With the school choir leading the congregation in song, Bishop O’Connell and the pastors of each of the five parishes whose children attend the school processed into the sanctuary, including Msgr. Kenard Tuzeneu, St. Mary Parish, Barnegat; Father K. Michael Lambeth, St. Theresa Parish, Tuckerton; Father James Scullion, St. Francis of Assisi Parish, Brant Beach; Father Richard J. Basznianin, St. Pius X, Forked River, and Father Pasquale Papalia, St. Elizabeth Ann Seton Parish, Whiting.
“This is a beautiful day to be together to celebrate the Feast of All Saints and to celebrate our school,” the Bishop said in his homily. “We love Jesus so much, don’t we? That’s why we are in Catholic school, so we could say and feel and express that.”
“Today we heard the Beatitudes Gospel, and Jesus gave us a description of how to be a saint and live our lives,” he continued. “Saints took the Word and put it in practice in their lives. Jesus is calling all of you to be saints. You are part of the Church, and you must grow as Jesus calls you to share His love.”
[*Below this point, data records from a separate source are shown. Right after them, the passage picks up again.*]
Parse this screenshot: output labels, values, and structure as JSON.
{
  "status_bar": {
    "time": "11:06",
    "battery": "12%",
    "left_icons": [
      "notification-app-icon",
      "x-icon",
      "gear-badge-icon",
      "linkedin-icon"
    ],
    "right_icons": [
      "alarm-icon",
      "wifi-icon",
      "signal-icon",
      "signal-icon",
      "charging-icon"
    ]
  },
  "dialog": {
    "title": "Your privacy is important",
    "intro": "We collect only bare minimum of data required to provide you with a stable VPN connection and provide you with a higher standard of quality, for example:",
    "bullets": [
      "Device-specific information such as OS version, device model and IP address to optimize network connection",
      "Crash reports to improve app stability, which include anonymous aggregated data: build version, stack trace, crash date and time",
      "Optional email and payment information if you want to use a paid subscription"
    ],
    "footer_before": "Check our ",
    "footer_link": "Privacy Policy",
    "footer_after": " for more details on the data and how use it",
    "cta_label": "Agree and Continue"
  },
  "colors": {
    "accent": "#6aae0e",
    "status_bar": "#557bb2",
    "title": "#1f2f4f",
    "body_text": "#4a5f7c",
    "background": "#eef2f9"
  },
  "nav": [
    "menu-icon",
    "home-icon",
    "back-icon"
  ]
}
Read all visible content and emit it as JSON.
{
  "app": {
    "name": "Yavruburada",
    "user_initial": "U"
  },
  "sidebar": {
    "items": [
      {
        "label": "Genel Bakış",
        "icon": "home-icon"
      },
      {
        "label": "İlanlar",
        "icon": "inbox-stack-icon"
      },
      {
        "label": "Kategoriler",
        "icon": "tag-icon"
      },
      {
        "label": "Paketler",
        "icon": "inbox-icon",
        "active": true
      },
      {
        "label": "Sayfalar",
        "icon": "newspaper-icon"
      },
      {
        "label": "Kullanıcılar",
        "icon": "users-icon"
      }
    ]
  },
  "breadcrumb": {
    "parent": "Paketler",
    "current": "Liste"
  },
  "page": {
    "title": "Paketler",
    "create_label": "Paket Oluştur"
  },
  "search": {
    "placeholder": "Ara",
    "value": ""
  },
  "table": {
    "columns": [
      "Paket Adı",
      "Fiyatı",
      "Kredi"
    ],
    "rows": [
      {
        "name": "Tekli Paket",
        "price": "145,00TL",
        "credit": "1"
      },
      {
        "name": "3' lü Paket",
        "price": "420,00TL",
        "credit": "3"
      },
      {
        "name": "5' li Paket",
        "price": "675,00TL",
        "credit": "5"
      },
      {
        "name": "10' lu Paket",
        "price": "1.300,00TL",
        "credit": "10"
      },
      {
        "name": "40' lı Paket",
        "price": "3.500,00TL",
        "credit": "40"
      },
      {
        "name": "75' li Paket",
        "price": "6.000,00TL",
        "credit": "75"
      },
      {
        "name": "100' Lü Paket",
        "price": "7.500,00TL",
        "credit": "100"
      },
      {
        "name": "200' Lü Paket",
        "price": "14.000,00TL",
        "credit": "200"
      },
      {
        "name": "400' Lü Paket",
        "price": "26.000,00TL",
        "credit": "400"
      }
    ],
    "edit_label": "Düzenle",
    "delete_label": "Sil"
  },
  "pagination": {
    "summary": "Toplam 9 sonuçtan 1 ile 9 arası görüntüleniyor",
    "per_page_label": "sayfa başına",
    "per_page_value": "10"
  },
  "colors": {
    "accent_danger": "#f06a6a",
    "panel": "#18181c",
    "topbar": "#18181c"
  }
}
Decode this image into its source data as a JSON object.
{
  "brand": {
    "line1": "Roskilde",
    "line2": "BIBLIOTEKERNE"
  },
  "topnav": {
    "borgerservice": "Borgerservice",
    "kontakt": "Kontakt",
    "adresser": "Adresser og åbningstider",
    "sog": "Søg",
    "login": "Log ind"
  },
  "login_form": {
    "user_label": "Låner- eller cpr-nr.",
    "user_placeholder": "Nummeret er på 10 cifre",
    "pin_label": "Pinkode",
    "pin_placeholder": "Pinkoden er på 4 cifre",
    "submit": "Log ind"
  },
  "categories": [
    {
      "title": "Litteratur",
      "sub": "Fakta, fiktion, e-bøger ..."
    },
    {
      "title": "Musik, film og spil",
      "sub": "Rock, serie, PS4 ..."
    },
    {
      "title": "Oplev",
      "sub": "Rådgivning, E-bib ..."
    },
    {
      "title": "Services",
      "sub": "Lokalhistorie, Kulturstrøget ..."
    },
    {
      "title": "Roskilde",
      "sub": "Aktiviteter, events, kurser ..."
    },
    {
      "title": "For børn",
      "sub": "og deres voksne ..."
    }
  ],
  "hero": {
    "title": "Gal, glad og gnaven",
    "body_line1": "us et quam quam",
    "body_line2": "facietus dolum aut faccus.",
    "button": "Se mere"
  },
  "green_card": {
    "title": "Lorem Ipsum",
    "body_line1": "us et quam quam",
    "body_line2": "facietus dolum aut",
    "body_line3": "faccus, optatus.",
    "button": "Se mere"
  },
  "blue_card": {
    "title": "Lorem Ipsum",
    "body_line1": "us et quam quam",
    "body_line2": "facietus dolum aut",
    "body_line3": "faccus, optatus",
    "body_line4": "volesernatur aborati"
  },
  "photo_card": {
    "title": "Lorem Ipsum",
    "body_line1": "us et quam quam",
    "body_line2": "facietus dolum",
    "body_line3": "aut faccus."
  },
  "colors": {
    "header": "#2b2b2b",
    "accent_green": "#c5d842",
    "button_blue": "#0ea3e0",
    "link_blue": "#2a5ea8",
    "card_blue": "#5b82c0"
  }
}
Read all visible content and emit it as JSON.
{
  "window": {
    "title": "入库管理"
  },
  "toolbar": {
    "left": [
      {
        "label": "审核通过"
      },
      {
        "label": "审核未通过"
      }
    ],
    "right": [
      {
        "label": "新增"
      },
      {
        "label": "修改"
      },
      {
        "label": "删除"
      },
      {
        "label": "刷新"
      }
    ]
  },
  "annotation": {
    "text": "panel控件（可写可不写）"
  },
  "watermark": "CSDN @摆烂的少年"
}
After an 11-piece handbell choir performed a meditation hymn, state Sen. Christopher Connors and state Assembly members Dianne Gove and Brian Rumpf, who all represent District 9, presented the school with a framed proclamation from the state Senate and Assembly honoring the anniversary and citing the contributions the school makes to the community.
Prior to the final blessing, Bishop O’Connell addressed the parents, saying, “I was excited and eager to come here because I know how you value Catholic education and how you sacrifice to send your kids to our school. Kids, let’s hear it for Mom and Dad!”
The students cheered heartily, which increased even more when the Bishop asked Principal Kathleen Blazewicz to find a convenient time to give the students a day off.
“The anniversary provides a time to reflect for All Saints,” Blazewicz said. “Here parents are provided with a quality education that builds character, Catholic identity, values and morals in a safe environment. Students build lasting relationships, are taught in a safe environment, are cared for by the staff and practice their faith where there is a sense of family. Our teachers and staff are role models. It is a ministry, not just a job, to teach in a Catholic school.”
Msgr. Tuzeneu, school chaplain, reflected on the history of All Saints Regional, which now boasts having a preschool, 190 K-8 students and 25 faculty and staff.
“The phrase that comes up is ‘against all odds,’” he said. “The school opened at a time when many schools were closing and started as a regional school, which was rare then. The parishes involved were building and facing challenges, and then there was Superstorm Sandy. But here we are, 20 years and counting, thanks to the support of the Diocese, the sending parishes, the great staff and the parents committed to the school – and of course, God.”
“It is wonderful that Bishop O’Connell led our celebration, continuing the special support given to All Saints beginning with Bishop John C. Reiss, who had a desire for a Catholic school in southern Ocean County,” Msgr. Tuzeneu said. “Bishop Smith followed through on Bishop Reiss’ mission, pledging financial assistance from the Diocese.”
Alumnus Jerry Gambino, a member of the school’s first graduating class, the Class of 2004 reflected on when the school broke ground, when it was nothing but woods. “Up until then, we had our classes in trailers on the site of the old parish center.”
Gambino is now the school’s music teacher, director of Liturgy and director of the vocal and handbell choir, perhaps a legacy of the encouragement he received from Sister of St. Joseph Jeanette Dailey, the school’s first principal, who recognized his musical talent.
As a graduate who returned to give back to his alma mater, Gambino noted that the school’s values and gifts still prevail. “Like my class, the students still internalize respect for each other and Church and what the school stands for.”
Parents also discussed the significance of the day. Maja Meighan, mother of sixth-grade student Hunter and parishioner of St. Mary, who took the day off from work to attend, repeated what was heard from a number of parents attending.
“This school is a family. Here a child is willing and open to talk about their faith. It is wonderful how priests and teachers interact with the students. We are celebrating each other and this school,” she said.